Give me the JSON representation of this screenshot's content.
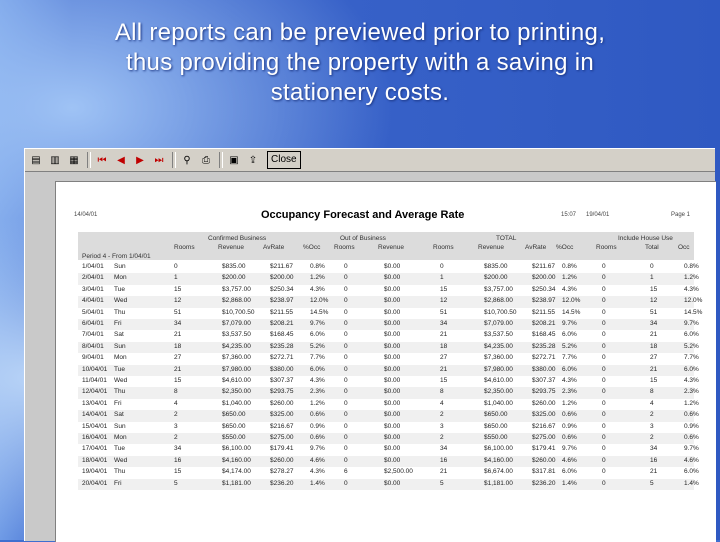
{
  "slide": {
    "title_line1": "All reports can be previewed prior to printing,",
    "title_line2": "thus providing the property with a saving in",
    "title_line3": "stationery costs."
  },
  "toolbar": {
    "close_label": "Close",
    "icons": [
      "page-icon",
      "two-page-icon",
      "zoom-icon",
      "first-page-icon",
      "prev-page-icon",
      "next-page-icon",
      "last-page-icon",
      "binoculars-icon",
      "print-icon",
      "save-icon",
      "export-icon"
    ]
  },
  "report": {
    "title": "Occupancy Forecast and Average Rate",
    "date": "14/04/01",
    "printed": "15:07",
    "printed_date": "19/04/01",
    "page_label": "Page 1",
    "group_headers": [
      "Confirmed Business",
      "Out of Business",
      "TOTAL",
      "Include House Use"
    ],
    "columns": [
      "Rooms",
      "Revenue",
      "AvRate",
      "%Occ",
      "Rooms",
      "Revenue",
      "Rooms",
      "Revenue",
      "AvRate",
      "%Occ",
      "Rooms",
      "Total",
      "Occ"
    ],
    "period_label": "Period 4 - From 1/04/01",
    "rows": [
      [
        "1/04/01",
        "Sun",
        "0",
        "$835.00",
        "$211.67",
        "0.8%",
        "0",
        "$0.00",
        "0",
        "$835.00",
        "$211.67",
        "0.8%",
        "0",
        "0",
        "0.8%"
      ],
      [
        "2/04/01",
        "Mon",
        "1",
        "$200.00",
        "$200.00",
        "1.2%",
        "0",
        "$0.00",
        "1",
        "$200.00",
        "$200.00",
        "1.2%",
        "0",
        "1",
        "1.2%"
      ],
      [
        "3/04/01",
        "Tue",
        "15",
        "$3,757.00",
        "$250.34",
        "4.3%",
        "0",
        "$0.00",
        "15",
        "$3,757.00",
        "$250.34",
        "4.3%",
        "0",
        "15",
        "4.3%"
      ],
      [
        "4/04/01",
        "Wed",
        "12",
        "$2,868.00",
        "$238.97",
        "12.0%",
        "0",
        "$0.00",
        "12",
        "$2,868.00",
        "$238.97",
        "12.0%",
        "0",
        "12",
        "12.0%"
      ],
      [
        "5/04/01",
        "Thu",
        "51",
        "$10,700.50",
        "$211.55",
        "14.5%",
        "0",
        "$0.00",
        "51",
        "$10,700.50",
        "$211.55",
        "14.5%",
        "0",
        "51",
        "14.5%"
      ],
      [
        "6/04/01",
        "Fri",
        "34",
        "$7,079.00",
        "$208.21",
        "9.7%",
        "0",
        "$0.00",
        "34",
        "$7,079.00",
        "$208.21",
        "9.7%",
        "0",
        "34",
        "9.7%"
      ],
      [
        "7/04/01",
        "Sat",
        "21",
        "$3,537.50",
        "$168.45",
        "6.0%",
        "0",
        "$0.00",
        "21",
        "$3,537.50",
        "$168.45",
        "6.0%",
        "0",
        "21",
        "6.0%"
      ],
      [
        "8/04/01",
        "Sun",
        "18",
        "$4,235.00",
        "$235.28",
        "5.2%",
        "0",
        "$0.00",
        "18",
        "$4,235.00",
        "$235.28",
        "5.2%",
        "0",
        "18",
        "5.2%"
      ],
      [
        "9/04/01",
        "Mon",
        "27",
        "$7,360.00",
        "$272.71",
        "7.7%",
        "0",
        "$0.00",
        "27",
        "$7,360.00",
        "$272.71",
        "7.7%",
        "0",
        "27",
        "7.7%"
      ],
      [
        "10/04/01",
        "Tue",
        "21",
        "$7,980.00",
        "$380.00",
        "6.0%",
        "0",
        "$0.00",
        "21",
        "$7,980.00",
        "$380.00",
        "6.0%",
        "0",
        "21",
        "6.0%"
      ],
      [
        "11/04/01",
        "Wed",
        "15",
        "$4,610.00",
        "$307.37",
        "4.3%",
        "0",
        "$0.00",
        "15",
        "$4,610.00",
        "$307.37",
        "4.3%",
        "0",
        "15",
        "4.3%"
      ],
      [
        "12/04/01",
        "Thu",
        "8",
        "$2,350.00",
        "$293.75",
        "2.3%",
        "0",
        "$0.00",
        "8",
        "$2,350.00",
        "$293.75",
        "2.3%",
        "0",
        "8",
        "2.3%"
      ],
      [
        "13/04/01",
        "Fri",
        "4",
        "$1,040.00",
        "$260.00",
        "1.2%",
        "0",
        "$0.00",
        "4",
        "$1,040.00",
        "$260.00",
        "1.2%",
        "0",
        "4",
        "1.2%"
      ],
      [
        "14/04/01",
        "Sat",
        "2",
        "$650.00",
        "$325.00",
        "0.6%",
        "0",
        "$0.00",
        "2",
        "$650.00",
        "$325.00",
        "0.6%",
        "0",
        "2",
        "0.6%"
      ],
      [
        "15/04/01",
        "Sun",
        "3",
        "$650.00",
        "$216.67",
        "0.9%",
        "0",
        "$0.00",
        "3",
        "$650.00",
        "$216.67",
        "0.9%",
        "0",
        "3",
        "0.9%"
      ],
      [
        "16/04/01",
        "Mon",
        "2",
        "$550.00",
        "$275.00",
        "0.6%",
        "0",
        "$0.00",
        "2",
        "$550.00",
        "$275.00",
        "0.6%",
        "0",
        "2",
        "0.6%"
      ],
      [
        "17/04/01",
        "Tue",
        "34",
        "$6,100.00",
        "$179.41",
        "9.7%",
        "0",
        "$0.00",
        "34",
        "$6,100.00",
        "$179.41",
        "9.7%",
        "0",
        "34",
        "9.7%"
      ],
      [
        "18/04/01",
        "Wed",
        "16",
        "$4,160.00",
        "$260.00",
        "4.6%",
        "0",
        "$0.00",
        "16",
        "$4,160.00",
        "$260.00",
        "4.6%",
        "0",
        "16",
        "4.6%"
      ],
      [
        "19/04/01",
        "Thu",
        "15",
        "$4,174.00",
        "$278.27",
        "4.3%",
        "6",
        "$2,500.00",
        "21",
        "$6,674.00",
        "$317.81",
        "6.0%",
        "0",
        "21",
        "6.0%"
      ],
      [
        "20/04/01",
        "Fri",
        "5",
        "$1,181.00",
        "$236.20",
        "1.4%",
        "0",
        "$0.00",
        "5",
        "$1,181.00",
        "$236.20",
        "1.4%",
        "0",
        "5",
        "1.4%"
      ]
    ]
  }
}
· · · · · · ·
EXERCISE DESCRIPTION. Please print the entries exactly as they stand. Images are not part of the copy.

YOUR SOLUTION.
Give me the JSON representation of this screenshot's content.
{
  "slide": {
    "title_line1": "All reports can be previewed prior to printing,",
    "title_line2": "thus providing the property with a saving in",
    "title_line3": "stationery costs."
  },
  "toolbar": {
    "close_label": "Close",
    "icons": [
      "page-icon",
      "two-page-icon",
      "zoom-icon",
      "first-page-icon",
      "prev-page-icon",
      "next-page-icon",
      "last-page-icon",
      "binoculars-icon",
      "print-icon",
      "save-icon",
      "export-icon"
    ]
  },
  "report": {
    "title": "Occupancy Forecast and Average Rate",
    "date": "14/04/01",
    "printed": "15:07",
    "printed_date": "19/04/01",
    "page_label": "Page 1",
    "group_headers": [
      "Confirmed Business",
      "Out of Business",
      "TOTAL",
      "Include House Use"
    ],
    "columns": [
      "Rooms",
      "Revenue",
      "AvRate",
      "%Occ",
      "Rooms",
      "Revenue",
      "Rooms",
      "Revenue",
      "AvRate",
      "%Occ",
      "Rooms",
      "Total",
      "Occ"
    ],
    "period_label": "Period 4 - From 1/04/01",
    "rows": [
      [
        "1/04/01",
        "Sun",
        "0",
        "$835.00",
        "$211.67",
        "0.8%",
        "0",
        "$0.00",
        "0",
        "$835.00",
        "$211.67",
        "0.8%",
        "0",
        "0",
        "0.8%"
      ],
      [
        "2/04/01",
        "Mon",
        "1",
        "$200.00",
        "$200.00",
        "1.2%",
        "0",
        "$0.00",
        "1",
        "$200.00",
        "$200.00",
        "1.2%",
        "0",
        "1",
        "1.2%"
      ],
      [
        "3/04/01",
        "Tue",
        "15",
        "$3,757.00",
        "$250.34",
        "4.3%",
        "0",
        "$0.00",
        "15",
        "$3,757.00",
        "$250.34",
        "4.3%",
        "0",
        "15",
        "4.3%"
      ],
      [
        "4/04/01",
        "Wed",
        "12",
        "$2,868.00",
        "$238.97",
        "12.0%",
        "0",
        "$0.00",
        "12",
        "$2,868.00",
        "$238.97",
        "12.0%",
        "0",
        "12",
        "12.0%"
      ],
      [
        "5/04/01",
        "Thu",
        "51",
        "$10,700.50",
        "$211.55",
        "14.5%",
        "0",
        "$0.00",
        "51",
        "$10,700.50",
        "$211.55",
        "14.5%",
        "0",
        "51",
        "14.5%"
      ],
      [
        "6/04/01",
        "Fri",
        "34",
        "$7,079.00",
        "$208.21",
        "9.7%",
        "0",
        "$0.00",
        "34",
        "$7,079.00",
        "$208.21",
        "9.7%",
        "0",
        "34",
        "9.7%"
      ],
      [
        "7/04/01",
        "Sat",
        "21",
        "$3,537.50",
        "$168.45",
        "6.0%",
        "0",
        "$0.00",
        "21",
        "$3,537.50",
        "$168.45",
        "6.0%",
        "0",
        "21",
        "6.0%"
      ],
      [
        "8/04/01",
        "Sun",
        "18",
        "$4,235.00",
        "$235.28",
        "5.2%",
        "0",
        "$0.00",
        "18",
        "$4,235.00",
        "$235.28",
        "5.2%",
        "0",
        "18",
        "5.2%"
      ],
      [
        "9/04/01",
        "Mon",
        "27",
        "$7,360.00",
        "$272.71",
        "7.7%",
        "0",
        "$0.00",
        "27",
        "$7,360.00",
        "$272.71",
        "7.7%",
        "0",
        "27",
        "7.7%"
      ],
      [
        "10/04/01",
        "Tue",
        "21",
        "$7,980.00",
        "$380.00",
        "6.0%",
        "0",
        "$0.00",
        "21",
        "$7,980.00",
        "$380.00",
        "6.0%",
        "0",
        "21",
        "6.0%"
      ],
      [
        "11/04/01",
        "Wed",
        "15",
        "$4,610.00",
        "$307.37",
        "4.3%",
        "0",
        "$0.00",
        "15",
        "$4,610.00",
        "$307.37",
        "4.3%",
        "0",
        "15",
        "4.3%"
      ],
      [
        "12/04/01",
        "Thu",
        "8",
        "$2,350.00",
        "$293.75",
        "2.3%",
        "0",
        "$0.00",
        "8",
        "$2,350.00",
        "$293.75",
        "2.3%",
        "0",
        "8",
        "2.3%"
      ],
      [
        "13/04/01",
        "Fri",
        "4",
        "$1,040.00",
        "$260.00",
        "1.2%",
        "0",
        "$0.00",
        "4",
        "$1,040.00",
        "$260.00",
        "1.2%",
        "0",
        "4",
        "1.2%"
      ],
      [
        "14/04/01",
        "Sat",
        "2",
        "$650.00",
        "$325.00",
        "0.6%",
        "0",
        "$0.00",
        "2",
        "$650.00",
        "$325.00",
        "0.6%",
        "0",
        "2",
        "0.6%"
      ],
      [
        "15/04/01",
        "Sun",
        "3",
        "$650.00",
        "$216.67",
        "0.9%",
        "0",
        "$0.00",
        "3",
        "$650.00",
        "$216.67",
        "0.9%",
        "0",
        "3",
        "0.9%"
      ],
      [
        "16/04/01",
        "Mon",
        "2",
        "$550.00",
        "$275.00",
        "0.6%",
        "0",
        "$0.00",
        "2",
        "$550.00",
        "$275.00",
        "0.6%",
        "0",
        "2",
        "0.6%"
      ],
      [
        "17/04/01",
        "Tue",
        "34",
        "$6,100.00",
        "$179.41",
        "9.7%",
        "0",
        "$0.00",
        "34",
        "$6,100.00",
        "$179.41",
        "9.7%",
        "0",
        "34",
        "9.7%"
      ],
      [
        "18/04/01",
        "Wed",
        "16",
        "$4,160.00",
        "$260.00",
        "4.6%",
        "0",
        "$0.00",
        "16",
        "$4,160.00",
        "$260.00",
        "4.6%",
        "0",
        "16",
        "4.6%"
      ],
      [
        "19/04/01",
        "Thu",
        "15",
        "$4,174.00",
        "$278.27",
        "4.3%",
        "6",
        "$2,500.00",
        "21",
        "$6,674.00",
        "$317.81",
        "6.0%",
        "0",
        "21",
        "6.0%"
      ],
      [
        "20/04/01",
        "Fri",
        "5",
        "$1,181.00",
        "$236.20",
        "1.4%",
        "0",
        "$0.00",
        "5",
        "$1,181.00",
        "$236.20",
        "1.4%",
        "0",
        "5",
        "1.4%"
      ]
    ]
  }
}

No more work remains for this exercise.